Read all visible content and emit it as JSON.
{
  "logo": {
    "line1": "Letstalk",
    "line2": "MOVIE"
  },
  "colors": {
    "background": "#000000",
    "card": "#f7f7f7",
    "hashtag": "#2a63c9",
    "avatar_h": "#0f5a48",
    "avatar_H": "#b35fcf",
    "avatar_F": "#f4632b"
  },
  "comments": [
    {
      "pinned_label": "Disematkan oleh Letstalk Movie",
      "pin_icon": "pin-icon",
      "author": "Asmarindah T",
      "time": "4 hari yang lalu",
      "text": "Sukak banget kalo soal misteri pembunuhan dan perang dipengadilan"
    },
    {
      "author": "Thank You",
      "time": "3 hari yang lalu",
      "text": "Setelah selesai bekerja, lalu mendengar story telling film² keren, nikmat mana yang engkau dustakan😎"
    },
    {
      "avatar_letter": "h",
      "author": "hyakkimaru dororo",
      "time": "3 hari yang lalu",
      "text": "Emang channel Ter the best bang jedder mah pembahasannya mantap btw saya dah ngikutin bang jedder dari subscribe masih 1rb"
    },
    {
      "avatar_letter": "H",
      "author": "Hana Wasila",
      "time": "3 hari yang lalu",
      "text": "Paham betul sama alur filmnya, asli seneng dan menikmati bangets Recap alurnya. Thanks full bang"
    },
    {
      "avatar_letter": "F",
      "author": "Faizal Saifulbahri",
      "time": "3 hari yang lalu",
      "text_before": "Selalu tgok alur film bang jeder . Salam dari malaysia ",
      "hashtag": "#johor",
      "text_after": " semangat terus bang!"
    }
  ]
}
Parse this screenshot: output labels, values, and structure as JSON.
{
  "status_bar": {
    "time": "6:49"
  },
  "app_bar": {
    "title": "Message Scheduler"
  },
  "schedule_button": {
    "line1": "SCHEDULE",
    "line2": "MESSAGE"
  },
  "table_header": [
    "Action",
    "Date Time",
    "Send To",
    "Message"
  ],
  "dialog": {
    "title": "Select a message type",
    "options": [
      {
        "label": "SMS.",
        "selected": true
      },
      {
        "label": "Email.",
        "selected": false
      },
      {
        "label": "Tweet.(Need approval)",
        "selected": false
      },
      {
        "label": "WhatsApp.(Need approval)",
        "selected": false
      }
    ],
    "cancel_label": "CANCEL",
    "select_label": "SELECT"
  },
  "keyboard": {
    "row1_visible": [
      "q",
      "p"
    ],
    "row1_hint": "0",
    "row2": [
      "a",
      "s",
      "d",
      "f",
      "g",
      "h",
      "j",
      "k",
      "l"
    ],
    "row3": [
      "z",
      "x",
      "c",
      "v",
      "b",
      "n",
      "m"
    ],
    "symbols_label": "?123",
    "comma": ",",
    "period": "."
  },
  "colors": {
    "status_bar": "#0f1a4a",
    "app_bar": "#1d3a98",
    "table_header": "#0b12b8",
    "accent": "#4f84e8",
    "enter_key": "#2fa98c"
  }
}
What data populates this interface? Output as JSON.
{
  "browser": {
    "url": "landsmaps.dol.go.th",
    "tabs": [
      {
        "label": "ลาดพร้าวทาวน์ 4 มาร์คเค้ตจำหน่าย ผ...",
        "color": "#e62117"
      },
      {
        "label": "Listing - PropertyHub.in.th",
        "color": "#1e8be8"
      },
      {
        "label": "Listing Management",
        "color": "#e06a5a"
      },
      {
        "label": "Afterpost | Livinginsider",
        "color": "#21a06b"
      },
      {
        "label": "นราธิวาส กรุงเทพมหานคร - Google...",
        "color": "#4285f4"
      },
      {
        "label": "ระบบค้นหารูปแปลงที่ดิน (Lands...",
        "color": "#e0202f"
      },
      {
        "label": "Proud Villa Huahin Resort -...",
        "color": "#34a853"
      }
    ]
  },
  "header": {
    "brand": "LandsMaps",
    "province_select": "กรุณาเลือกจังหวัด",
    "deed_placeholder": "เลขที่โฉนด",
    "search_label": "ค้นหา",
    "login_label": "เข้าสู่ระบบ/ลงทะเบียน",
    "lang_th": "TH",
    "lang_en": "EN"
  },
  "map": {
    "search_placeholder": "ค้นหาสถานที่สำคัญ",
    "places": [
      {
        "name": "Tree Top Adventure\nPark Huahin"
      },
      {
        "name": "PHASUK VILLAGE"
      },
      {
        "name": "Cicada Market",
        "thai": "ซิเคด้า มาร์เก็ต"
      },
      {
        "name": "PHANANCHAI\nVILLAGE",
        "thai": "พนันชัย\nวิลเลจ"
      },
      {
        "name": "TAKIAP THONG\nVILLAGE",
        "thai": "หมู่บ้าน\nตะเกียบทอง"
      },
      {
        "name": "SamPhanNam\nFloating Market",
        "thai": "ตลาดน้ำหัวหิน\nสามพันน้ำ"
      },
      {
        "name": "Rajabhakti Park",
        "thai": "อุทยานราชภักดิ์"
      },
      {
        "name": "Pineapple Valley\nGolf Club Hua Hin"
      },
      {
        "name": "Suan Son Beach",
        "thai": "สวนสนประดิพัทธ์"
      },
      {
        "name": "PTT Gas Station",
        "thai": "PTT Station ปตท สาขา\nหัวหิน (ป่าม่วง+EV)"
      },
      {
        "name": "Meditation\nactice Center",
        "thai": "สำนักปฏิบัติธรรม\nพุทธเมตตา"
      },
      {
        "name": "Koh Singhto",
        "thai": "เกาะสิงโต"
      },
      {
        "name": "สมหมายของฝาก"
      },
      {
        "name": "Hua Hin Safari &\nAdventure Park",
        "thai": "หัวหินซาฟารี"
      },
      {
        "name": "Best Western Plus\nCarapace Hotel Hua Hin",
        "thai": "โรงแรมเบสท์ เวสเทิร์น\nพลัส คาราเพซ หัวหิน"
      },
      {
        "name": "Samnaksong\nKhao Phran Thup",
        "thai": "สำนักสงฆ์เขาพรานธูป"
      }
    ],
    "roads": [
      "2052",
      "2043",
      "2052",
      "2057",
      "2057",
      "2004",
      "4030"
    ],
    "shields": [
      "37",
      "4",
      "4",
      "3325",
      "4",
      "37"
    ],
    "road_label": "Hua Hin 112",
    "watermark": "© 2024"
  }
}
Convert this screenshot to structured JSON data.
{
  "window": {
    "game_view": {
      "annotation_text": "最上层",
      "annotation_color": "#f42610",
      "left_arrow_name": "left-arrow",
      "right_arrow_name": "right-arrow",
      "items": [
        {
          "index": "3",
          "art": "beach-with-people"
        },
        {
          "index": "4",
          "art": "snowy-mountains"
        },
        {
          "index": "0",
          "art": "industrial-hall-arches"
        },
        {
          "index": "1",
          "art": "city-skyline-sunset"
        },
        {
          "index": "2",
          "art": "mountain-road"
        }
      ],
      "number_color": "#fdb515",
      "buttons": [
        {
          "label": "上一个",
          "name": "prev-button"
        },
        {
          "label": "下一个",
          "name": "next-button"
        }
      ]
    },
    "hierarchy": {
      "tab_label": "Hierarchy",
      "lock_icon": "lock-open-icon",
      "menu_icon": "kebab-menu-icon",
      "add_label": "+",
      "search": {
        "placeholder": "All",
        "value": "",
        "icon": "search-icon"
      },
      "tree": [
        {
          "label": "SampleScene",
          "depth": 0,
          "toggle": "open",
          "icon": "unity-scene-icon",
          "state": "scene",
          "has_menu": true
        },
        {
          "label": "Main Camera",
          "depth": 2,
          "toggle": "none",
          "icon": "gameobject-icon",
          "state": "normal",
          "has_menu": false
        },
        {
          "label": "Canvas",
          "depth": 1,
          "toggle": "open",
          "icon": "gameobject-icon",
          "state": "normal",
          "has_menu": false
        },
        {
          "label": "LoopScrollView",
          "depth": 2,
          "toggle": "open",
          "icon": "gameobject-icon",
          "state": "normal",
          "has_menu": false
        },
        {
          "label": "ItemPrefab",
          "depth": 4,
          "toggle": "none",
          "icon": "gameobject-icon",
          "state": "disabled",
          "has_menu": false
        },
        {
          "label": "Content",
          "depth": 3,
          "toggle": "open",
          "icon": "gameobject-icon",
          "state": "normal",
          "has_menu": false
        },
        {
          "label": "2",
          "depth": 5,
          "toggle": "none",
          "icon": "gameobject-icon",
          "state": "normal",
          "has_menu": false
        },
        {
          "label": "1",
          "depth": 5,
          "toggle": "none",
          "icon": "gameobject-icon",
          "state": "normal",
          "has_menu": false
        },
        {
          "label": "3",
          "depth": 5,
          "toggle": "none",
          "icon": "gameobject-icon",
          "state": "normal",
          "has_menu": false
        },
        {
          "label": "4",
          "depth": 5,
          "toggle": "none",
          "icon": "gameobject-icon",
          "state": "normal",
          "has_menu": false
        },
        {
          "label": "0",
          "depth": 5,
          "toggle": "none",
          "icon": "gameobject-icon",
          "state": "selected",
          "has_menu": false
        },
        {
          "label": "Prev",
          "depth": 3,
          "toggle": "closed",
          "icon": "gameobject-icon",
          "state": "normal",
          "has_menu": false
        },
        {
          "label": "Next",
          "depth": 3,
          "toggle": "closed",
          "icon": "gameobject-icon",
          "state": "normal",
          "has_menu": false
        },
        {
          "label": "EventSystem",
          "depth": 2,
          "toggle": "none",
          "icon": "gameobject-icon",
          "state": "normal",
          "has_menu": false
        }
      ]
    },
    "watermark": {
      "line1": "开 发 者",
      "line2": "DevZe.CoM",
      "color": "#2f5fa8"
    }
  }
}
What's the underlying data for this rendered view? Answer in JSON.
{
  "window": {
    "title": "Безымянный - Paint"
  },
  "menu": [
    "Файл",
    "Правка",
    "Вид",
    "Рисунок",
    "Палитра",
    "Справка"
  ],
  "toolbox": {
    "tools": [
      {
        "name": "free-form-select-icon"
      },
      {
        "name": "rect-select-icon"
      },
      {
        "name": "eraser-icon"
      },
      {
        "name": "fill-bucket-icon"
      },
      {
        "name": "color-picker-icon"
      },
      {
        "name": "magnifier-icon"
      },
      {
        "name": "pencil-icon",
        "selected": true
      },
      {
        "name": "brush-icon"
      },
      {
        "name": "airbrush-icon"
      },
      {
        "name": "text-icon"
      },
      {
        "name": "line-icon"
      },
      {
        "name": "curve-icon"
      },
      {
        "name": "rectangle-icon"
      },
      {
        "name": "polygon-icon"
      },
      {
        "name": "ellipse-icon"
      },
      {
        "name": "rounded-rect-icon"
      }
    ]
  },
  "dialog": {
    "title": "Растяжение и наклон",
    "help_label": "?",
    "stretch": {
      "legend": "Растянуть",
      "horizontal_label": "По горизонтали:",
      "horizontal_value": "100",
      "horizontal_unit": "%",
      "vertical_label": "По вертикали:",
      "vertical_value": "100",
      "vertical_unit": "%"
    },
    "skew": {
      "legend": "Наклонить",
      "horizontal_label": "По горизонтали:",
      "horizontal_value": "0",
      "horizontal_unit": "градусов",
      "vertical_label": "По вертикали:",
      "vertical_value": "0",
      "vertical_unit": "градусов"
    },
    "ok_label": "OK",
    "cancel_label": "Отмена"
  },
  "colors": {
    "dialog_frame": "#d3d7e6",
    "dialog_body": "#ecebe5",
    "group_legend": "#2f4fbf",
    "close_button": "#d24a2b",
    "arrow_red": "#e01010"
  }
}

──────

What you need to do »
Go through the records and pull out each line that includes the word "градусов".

Task output »
      "horizontal_unit": "градусов",
      "vertical_unit": "градусов"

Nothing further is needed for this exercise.